• _What you should do_
Take every line in the entries that includes the word "JSON" and copy it.

• _Entries provided_

════════

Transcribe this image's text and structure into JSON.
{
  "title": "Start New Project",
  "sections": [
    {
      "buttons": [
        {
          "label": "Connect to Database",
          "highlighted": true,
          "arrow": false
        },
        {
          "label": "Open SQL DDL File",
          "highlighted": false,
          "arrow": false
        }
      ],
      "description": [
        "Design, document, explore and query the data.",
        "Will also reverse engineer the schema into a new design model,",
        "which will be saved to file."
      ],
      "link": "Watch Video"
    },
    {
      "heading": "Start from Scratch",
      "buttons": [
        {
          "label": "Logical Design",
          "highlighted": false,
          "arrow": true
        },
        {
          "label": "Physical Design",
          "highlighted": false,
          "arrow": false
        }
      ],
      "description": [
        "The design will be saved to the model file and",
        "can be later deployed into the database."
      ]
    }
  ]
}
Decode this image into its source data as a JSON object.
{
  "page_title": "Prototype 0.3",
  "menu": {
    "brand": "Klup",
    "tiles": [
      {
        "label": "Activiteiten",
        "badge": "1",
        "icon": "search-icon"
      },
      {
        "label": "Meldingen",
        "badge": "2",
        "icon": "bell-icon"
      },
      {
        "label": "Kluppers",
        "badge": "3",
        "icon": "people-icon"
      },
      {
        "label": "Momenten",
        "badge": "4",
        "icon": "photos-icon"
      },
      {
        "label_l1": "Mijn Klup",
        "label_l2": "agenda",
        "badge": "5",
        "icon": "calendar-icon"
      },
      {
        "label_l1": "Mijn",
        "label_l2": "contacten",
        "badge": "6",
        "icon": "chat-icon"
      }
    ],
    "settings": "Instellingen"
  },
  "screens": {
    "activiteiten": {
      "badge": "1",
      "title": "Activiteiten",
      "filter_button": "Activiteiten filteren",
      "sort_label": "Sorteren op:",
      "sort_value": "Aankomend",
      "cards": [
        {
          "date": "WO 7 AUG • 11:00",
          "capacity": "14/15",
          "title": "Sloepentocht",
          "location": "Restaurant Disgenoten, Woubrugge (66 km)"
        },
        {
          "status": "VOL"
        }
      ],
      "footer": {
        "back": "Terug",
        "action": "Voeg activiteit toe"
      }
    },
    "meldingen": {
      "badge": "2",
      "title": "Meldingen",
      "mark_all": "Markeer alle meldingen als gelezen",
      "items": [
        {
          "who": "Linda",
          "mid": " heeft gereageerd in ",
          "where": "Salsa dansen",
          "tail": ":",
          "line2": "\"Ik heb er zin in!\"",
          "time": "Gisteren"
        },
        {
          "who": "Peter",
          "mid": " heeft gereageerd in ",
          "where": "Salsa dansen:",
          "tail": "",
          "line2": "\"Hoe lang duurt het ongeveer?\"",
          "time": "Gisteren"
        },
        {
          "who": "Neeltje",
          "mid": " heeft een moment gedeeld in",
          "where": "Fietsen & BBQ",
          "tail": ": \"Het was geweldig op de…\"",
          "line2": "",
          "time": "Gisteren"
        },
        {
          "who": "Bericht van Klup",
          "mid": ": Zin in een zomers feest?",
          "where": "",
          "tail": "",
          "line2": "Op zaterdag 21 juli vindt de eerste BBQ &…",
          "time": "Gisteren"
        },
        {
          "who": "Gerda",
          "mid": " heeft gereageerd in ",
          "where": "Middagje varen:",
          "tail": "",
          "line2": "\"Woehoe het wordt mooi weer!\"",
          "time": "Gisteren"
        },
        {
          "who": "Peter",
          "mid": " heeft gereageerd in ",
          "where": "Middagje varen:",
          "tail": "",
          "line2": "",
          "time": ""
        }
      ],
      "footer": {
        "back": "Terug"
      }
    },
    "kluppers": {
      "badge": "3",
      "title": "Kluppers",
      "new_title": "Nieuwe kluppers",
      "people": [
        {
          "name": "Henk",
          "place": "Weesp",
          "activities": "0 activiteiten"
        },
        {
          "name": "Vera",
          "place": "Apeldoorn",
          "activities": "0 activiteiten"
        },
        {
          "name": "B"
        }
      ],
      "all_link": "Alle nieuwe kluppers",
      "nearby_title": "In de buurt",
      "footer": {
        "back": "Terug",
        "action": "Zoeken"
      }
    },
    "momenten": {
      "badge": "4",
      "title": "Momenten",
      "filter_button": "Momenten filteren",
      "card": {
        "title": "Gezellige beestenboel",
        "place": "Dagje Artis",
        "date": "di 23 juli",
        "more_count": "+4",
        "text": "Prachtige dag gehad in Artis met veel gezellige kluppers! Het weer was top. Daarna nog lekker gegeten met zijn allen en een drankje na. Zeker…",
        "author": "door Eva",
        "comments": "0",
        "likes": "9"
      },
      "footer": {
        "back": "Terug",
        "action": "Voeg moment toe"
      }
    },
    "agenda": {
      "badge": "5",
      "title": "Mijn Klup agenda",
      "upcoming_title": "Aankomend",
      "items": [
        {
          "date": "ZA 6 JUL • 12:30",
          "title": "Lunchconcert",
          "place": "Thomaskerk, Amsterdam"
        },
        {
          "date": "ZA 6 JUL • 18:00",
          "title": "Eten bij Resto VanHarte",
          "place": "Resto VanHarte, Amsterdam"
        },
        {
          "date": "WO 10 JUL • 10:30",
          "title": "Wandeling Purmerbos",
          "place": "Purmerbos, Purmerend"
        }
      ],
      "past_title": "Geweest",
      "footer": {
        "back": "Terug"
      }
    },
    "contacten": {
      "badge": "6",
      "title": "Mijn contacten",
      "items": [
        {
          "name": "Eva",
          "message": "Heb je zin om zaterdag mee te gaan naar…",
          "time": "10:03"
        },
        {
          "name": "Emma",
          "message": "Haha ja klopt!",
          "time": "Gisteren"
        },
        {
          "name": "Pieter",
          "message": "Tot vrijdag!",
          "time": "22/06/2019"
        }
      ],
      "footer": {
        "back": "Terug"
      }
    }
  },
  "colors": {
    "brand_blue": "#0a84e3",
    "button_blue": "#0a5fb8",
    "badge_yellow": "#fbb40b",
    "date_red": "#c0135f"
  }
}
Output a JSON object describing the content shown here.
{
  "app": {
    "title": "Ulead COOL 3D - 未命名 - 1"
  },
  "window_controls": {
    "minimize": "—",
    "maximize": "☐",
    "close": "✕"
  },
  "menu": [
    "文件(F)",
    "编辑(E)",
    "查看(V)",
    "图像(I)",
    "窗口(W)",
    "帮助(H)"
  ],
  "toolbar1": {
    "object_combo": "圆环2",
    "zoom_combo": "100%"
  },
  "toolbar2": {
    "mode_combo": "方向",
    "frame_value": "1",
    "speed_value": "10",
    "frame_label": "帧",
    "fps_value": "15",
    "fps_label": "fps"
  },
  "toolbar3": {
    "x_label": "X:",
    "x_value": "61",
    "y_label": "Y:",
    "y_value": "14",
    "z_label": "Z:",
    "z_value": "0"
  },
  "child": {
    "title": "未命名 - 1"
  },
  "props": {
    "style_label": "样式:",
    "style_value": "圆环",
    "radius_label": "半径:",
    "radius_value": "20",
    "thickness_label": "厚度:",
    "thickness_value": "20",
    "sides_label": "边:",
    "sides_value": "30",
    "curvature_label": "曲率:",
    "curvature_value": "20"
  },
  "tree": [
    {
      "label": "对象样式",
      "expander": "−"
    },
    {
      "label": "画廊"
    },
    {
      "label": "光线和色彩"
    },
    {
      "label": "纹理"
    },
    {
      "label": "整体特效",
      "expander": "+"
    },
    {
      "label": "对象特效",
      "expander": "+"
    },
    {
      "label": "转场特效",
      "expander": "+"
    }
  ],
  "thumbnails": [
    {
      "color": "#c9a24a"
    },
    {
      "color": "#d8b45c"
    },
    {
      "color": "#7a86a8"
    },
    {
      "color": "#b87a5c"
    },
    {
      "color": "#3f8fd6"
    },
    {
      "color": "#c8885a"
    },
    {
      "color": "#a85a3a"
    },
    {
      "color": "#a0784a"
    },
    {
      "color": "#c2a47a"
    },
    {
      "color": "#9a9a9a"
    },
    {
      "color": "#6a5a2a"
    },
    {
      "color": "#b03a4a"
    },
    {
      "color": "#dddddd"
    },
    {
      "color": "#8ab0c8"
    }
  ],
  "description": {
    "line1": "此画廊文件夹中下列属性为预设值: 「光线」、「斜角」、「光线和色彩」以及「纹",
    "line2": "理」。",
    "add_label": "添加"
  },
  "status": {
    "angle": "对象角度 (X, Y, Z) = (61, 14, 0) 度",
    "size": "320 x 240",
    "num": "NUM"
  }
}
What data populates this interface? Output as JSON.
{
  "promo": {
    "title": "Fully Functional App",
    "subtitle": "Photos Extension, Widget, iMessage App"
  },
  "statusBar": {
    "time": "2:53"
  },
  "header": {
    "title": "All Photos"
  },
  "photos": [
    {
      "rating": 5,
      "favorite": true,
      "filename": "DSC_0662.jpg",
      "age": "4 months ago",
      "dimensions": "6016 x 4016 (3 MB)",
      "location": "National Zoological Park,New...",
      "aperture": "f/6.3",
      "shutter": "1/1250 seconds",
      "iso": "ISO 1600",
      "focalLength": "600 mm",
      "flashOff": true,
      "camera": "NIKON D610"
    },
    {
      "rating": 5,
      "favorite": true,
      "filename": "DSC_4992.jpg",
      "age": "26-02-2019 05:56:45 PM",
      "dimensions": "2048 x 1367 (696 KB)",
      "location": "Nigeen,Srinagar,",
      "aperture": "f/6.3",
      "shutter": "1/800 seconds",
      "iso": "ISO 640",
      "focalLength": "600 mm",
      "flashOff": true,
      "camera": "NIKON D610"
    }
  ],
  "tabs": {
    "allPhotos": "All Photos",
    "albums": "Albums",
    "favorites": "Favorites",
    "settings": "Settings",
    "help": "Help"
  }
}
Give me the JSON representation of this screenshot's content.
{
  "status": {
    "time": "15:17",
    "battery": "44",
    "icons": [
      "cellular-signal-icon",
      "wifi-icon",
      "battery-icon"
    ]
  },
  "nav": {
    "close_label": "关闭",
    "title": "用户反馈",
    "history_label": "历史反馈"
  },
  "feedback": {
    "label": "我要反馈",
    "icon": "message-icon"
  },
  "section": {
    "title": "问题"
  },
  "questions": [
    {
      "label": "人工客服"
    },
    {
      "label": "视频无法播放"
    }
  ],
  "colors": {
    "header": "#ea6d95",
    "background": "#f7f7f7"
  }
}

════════

• _Your response_
Transcribe this image's text and structure into JSON.
Decode this image into its source data as a JSON object.
Output a JSON object describing the content shown here.
What data populates this interface? Output as JSON.
Give me the JSON representation of this screenshot's content.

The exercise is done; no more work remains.